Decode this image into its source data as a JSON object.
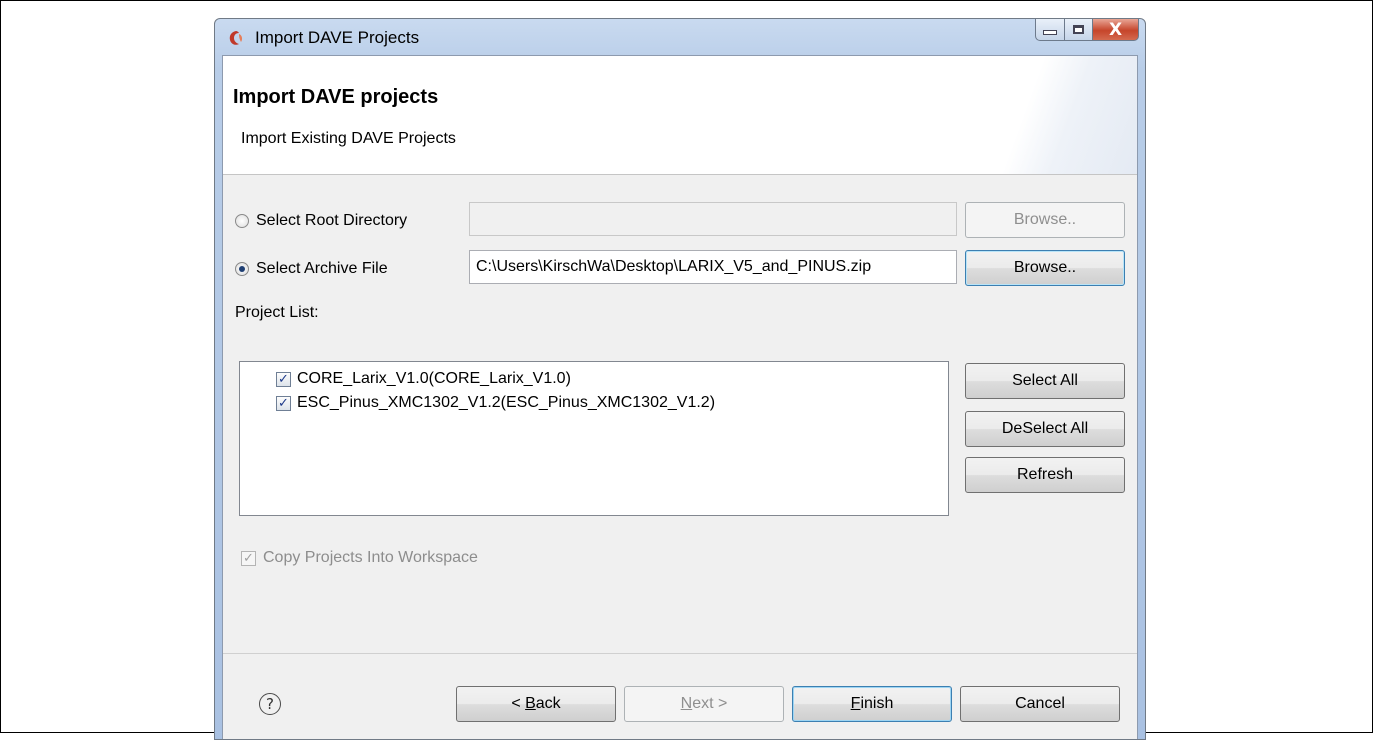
{
  "window": {
    "title": "Import DAVE Projects",
    "close_glyph": "X"
  },
  "header": {
    "title": "Import DAVE projects",
    "description": "Import Existing DAVE Projects"
  },
  "source": {
    "root_directory": {
      "label": "Select Root Directory",
      "selected": false,
      "value": "",
      "browse_label": "Browse..",
      "enabled": false
    },
    "archive_file": {
      "label": "Select Archive File",
      "selected": true,
      "value": "C:\\Users\\KirschWa\\Desktop\\LARIX_V5_and_PINUS.zip",
      "browse_label": "Browse..",
      "enabled": true
    }
  },
  "project_list": {
    "label": "Project List:",
    "items": [
      {
        "label": "CORE_Larix_V1.0(CORE_Larix_V1.0)",
        "checked": true,
        "check_glyph": "✓"
      },
      {
        "label": "ESC_Pinus_XMC1302_V1.2(ESC_Pinus_XMC1302_V1.2)",
        "checked": true,
        "check_glyph": "✓"
      }
    ],
    "select_all_label": "Select All",
    "deselect_all_label": "DeSelect All",
    "refresh_label": "Refresh"
  },
  "copy_into_workspace": {
    "label": "Copy Projects Into Workspace",
    "checked": true,
    "enabled": false,
    "check_glyph": "✓"
  },
  "footer": {
    "help_glyph": "?",
    "back": {
      "prefix": "< ",
      "mnemonic": "B",
      "rest": "ack"
    },
    "next": {
      "mnemonic": "N",
      "rest": "ext >"
    },
    "finish": {
      "mnemonic": "F",
      "rest": "inish"
    },
    "cancel_label": "Cancel"
  },
  "colors": {
    "title_accent": "#c6452b",
    "selection_blue": "#1f3f73"
  },
  "icons": [
    "app-icon",
    "minimize-icon",
    "maximize-icon",
    "close-icon",
    "help-icon",
    "radio-icon",
    "checkbox-icon"
  ]
}
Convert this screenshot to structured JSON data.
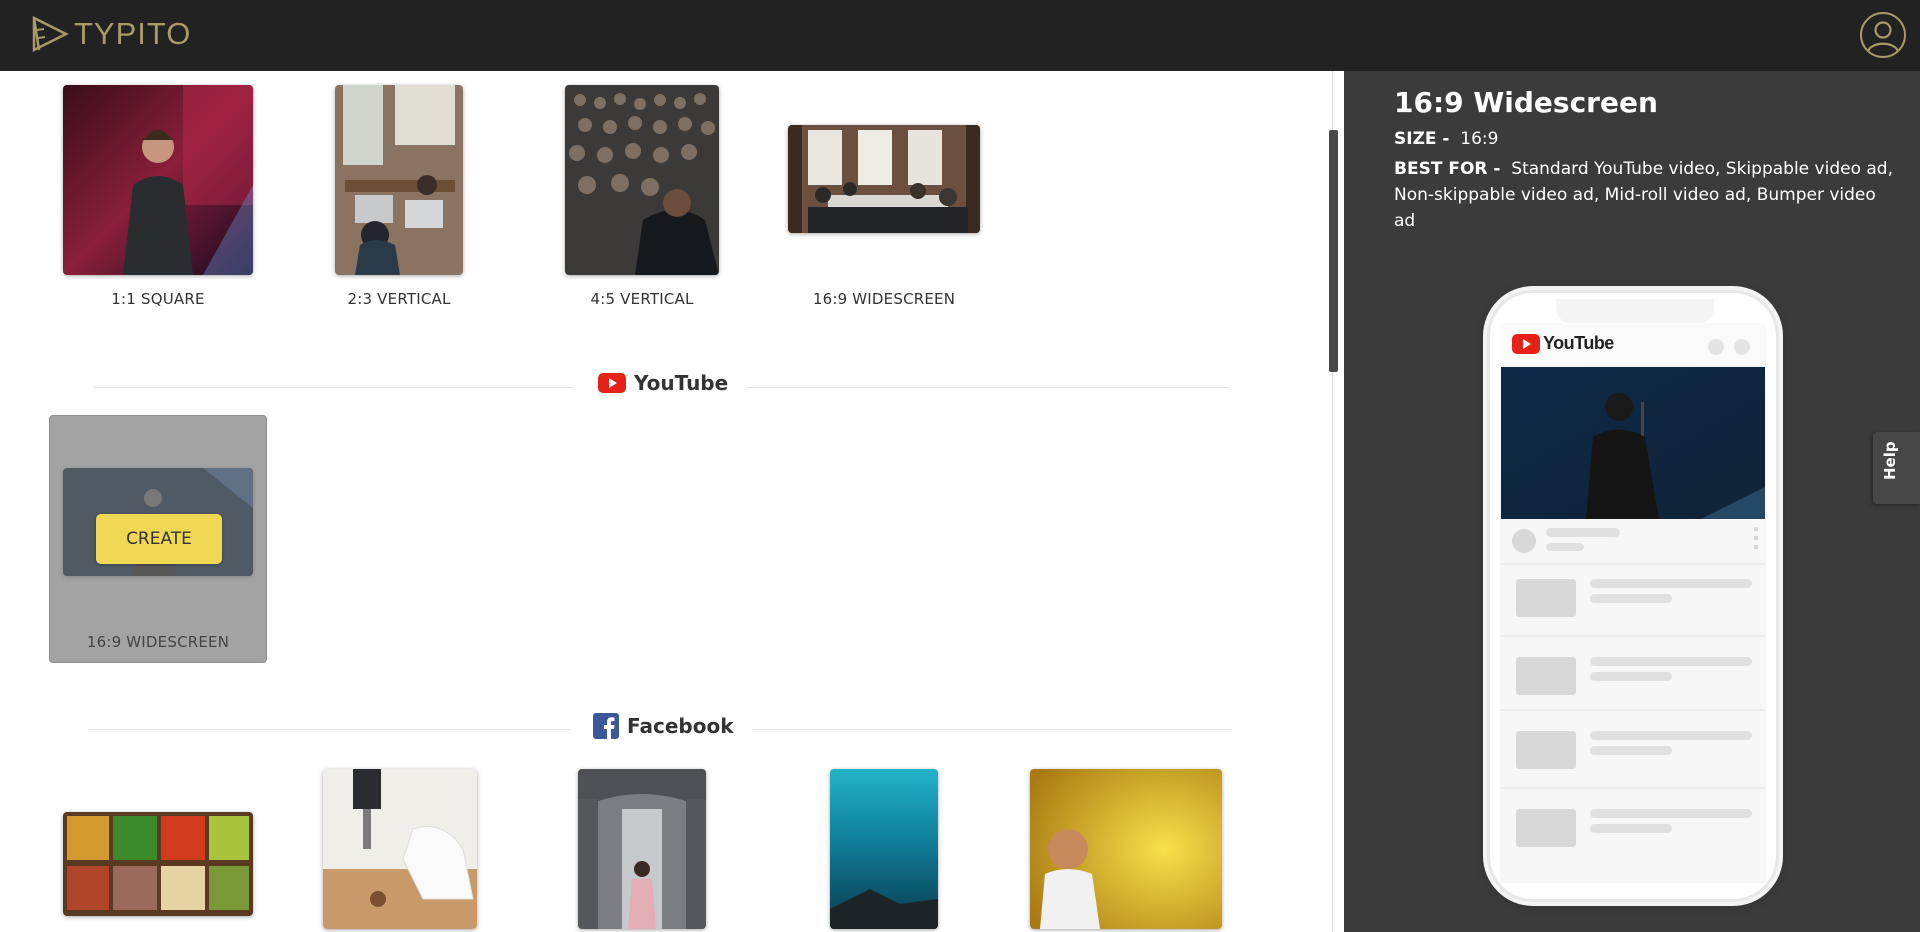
{
  "app": {
    "name": "TYPITO"
  },
  "colors": {
    "brand_gold": "#a79a66",
    "create_yellow": "#f0d855",
    "youtube_red": "#e62117",
    "facebook_blue": "#3b5998"
  },
  "top_formats": [
    {
      "label": "1:1 SQUARE"
    },
    {
      "label": "2:3 VERTICAL"
    },
    {
      "label": "4:5 VERTICAL"
    },
    {
      "label": "16:9 WIDESCREEN"
    }
  ],
  "youtube_section": {
    "title": "YouTube",
    "icon": "youtube-icon",
    "selected_card": {
      "label": "16:9 WIDESCREEN",
      "button": "CREATE"
    }
  },
  "facebook_section": {
    "title": "Facebook",
    "icon": "facebook-icon"
  },
  "panel": {
    "title": "16:9 Widescreen",
    "size_label": "SIZE -",
    "size_value": "16:9",
    "best_for_label": "BEST FOR -",
    "best_for_value": "Standard YouTube video, Skippable video ad, Non-skippable video ad, Mid-roll video ad, Bumper video ad",
    "phone_app": "YouTube"
  },
  "help": {
    "label": "Help"
  }
}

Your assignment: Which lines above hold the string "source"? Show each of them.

Exercise output:
Decode this image into its source data as a JSON object.
  "source": {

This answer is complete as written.